* **Exercise description**: Scan the lines below for the string "object" and report how many lines contain it, giving only the number.

* **Data excerpts**:

Segment Open

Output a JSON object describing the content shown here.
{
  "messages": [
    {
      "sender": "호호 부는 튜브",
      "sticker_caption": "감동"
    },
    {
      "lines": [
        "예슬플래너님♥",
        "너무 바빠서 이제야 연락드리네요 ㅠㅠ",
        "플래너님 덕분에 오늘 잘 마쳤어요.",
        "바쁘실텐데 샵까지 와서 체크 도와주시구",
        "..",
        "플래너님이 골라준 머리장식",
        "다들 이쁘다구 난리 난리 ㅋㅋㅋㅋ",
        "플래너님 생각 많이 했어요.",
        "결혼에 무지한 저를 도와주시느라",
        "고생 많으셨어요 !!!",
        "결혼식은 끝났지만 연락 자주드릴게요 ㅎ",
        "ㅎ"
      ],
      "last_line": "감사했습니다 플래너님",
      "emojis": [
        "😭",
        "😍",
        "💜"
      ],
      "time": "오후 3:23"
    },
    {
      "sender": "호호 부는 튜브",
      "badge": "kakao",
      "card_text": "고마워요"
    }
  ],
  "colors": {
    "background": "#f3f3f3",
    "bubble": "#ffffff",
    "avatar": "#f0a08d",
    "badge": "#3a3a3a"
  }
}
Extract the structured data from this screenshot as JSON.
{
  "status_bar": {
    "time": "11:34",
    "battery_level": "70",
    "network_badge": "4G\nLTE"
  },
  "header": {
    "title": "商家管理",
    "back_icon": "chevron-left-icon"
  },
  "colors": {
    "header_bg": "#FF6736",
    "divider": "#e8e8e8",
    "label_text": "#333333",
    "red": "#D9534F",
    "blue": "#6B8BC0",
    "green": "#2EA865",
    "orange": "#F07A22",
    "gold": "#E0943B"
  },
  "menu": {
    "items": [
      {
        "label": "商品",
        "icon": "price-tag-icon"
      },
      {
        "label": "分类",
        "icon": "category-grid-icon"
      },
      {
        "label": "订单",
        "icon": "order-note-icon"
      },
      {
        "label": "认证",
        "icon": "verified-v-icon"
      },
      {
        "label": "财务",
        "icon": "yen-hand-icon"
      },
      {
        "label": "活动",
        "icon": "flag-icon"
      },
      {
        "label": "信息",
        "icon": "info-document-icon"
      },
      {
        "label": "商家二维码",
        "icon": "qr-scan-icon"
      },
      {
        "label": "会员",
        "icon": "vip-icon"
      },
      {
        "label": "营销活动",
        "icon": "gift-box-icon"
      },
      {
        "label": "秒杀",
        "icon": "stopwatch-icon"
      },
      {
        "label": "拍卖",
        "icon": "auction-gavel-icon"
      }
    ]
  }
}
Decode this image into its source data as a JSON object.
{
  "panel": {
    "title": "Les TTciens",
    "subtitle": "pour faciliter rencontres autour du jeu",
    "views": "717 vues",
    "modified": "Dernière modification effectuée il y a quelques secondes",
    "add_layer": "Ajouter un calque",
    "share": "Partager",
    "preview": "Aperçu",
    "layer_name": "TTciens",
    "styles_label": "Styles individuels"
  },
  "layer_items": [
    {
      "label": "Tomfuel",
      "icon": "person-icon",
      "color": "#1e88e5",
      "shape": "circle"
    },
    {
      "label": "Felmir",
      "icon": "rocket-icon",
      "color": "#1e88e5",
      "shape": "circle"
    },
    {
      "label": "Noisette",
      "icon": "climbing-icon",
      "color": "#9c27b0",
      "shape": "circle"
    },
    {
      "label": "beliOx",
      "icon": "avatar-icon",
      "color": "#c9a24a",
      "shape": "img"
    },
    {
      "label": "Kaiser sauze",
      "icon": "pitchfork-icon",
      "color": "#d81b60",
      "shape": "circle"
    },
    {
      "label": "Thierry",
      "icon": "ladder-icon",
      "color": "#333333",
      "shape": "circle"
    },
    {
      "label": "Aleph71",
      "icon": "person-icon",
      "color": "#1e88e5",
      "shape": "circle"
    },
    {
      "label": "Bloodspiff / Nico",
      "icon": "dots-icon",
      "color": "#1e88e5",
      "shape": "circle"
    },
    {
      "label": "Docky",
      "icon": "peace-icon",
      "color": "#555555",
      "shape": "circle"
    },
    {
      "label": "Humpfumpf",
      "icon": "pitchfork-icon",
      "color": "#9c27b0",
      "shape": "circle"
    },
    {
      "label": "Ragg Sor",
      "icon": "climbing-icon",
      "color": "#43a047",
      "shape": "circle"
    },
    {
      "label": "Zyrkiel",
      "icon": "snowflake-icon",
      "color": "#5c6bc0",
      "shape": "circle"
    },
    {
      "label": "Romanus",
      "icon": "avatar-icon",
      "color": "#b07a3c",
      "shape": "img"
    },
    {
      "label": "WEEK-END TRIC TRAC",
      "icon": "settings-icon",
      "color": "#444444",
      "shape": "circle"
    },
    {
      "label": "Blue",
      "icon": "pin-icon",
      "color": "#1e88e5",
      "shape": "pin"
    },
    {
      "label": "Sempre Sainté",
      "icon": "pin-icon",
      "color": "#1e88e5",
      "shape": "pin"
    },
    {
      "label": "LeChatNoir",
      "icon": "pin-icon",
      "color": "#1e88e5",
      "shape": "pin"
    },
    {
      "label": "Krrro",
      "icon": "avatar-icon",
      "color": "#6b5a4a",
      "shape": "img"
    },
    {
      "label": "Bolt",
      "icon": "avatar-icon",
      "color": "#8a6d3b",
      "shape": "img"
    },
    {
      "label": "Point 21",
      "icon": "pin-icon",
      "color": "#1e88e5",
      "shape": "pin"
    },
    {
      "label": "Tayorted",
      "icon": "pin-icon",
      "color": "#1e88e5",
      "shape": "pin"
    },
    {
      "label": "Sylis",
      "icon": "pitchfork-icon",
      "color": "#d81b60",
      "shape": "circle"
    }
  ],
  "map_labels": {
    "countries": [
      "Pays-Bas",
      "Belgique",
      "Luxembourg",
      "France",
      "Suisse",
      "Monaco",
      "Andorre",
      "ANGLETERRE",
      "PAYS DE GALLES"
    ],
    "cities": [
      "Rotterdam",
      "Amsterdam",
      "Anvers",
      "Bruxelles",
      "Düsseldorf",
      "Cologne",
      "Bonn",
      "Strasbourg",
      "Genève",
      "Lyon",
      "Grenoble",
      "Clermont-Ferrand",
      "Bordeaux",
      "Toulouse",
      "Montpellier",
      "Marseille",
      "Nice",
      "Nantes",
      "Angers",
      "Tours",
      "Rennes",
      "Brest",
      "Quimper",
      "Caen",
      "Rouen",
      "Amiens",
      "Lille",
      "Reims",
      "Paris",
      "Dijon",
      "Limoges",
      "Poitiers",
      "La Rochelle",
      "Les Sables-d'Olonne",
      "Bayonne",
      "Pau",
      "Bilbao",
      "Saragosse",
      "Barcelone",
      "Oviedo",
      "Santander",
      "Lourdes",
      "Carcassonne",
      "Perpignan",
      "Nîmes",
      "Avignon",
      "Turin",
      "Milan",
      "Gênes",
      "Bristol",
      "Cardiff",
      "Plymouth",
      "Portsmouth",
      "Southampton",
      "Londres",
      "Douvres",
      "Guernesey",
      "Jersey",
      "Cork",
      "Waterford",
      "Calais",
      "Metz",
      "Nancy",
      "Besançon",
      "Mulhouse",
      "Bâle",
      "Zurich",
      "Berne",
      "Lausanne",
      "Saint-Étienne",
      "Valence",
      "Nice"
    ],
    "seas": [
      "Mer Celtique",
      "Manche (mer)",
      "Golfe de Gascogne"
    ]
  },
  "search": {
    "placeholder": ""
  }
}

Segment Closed

* **Answer below**: 2